*** Begin section ***

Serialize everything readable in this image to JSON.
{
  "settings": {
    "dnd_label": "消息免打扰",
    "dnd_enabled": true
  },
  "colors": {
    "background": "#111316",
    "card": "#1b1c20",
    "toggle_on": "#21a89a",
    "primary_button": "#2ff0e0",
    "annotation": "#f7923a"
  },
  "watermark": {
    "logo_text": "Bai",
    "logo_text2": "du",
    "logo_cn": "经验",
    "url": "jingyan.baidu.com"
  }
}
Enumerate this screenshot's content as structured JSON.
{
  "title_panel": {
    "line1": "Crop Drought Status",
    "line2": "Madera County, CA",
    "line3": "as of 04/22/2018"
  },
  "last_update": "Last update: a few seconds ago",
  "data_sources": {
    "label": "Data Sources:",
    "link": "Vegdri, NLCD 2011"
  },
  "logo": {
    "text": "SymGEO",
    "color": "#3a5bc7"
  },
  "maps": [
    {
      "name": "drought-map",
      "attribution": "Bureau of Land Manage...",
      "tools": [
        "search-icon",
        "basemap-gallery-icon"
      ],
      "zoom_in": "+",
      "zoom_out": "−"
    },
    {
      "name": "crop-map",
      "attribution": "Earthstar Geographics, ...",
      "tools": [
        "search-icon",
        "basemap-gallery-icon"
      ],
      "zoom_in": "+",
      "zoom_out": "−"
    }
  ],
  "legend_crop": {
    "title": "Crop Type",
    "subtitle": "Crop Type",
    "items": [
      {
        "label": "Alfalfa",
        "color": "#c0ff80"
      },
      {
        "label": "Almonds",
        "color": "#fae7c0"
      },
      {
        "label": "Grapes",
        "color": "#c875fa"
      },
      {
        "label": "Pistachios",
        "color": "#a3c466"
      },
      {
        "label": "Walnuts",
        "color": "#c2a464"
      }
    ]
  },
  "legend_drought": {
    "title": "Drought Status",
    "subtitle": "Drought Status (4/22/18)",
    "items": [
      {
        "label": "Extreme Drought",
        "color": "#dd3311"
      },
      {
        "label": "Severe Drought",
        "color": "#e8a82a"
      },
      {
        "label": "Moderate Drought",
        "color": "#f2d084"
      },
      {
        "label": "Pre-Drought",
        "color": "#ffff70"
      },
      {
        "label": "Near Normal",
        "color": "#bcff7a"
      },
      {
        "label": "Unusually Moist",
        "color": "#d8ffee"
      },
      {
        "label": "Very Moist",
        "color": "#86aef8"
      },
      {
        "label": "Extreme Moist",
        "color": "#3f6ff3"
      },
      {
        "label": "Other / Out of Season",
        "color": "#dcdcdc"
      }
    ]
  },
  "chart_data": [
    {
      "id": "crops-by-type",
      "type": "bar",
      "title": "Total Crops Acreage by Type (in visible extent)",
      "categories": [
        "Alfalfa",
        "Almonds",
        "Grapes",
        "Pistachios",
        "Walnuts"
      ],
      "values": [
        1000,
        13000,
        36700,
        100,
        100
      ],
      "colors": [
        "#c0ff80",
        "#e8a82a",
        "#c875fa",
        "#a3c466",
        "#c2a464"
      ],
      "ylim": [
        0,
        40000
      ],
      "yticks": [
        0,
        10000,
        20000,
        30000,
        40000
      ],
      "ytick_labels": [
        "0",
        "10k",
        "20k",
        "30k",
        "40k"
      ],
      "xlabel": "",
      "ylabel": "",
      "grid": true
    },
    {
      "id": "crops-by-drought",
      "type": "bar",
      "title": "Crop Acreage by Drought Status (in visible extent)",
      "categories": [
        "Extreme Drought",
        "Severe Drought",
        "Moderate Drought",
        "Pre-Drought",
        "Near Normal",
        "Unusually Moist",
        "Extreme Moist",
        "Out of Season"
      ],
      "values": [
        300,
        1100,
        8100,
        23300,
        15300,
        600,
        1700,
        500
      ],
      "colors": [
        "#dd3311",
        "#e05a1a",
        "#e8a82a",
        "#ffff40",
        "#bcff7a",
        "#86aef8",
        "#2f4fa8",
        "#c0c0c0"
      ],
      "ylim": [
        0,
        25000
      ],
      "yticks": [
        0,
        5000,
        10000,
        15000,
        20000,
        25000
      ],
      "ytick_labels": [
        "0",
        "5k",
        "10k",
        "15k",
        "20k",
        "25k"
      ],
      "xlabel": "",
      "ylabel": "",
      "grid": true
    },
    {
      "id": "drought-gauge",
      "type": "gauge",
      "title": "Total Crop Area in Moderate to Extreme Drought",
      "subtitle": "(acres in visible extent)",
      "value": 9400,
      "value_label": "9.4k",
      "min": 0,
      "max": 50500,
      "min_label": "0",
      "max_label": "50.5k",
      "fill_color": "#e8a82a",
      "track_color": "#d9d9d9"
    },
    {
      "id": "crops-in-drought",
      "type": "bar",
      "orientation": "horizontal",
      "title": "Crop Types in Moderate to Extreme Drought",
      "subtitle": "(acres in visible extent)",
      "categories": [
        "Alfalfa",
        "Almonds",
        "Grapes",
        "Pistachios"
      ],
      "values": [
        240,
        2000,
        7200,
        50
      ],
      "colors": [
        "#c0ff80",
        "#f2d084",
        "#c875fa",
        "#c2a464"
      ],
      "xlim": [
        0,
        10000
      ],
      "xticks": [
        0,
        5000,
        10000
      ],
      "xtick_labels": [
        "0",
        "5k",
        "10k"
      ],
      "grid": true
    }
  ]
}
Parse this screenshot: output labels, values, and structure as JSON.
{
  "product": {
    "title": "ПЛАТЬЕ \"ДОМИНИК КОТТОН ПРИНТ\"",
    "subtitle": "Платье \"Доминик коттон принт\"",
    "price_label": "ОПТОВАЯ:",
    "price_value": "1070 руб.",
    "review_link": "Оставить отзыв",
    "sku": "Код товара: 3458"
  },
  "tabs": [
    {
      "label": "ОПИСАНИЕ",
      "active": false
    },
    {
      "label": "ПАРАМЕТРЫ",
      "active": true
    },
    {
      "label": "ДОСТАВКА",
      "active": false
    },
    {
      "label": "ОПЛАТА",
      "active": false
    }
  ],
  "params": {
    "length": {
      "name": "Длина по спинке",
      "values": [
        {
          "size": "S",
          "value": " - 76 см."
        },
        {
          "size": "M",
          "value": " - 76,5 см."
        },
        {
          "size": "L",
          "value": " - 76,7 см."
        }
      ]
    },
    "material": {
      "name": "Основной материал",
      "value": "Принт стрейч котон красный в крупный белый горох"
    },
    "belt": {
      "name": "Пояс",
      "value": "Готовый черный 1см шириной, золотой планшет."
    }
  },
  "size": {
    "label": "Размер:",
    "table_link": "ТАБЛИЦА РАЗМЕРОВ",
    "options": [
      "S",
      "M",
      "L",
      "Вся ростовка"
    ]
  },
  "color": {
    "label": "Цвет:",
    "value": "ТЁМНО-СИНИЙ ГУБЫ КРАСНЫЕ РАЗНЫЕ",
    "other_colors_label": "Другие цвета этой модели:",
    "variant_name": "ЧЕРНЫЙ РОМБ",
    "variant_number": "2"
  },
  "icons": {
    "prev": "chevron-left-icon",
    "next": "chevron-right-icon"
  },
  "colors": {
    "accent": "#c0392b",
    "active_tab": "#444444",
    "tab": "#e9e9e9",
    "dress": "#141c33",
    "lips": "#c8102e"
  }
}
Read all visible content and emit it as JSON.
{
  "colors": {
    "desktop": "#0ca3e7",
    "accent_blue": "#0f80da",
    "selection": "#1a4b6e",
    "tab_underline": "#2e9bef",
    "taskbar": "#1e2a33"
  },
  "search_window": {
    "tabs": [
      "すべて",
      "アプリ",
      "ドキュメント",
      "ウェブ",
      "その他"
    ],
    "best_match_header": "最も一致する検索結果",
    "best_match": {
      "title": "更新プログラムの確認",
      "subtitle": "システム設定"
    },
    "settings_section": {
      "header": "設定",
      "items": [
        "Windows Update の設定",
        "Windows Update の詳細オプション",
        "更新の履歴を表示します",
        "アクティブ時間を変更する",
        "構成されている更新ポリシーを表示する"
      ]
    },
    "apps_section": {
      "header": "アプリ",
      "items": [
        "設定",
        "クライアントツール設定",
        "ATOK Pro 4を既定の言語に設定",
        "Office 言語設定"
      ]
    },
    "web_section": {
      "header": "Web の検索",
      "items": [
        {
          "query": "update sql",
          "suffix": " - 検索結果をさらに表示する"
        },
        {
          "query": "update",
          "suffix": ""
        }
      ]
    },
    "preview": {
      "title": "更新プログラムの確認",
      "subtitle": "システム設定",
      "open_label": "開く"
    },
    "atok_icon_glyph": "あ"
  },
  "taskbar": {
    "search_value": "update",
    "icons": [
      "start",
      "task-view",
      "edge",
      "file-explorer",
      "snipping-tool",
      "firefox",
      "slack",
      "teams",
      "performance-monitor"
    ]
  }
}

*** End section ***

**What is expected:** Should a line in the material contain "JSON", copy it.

**Solution for this exercise:**
Serialize everything readable in this image to JSON.
Enumerate this screenshot's content as structured JSON.
Parse this screenshot: output labels, values, and structure as JSON.
Read all visible content and emit it as JSON.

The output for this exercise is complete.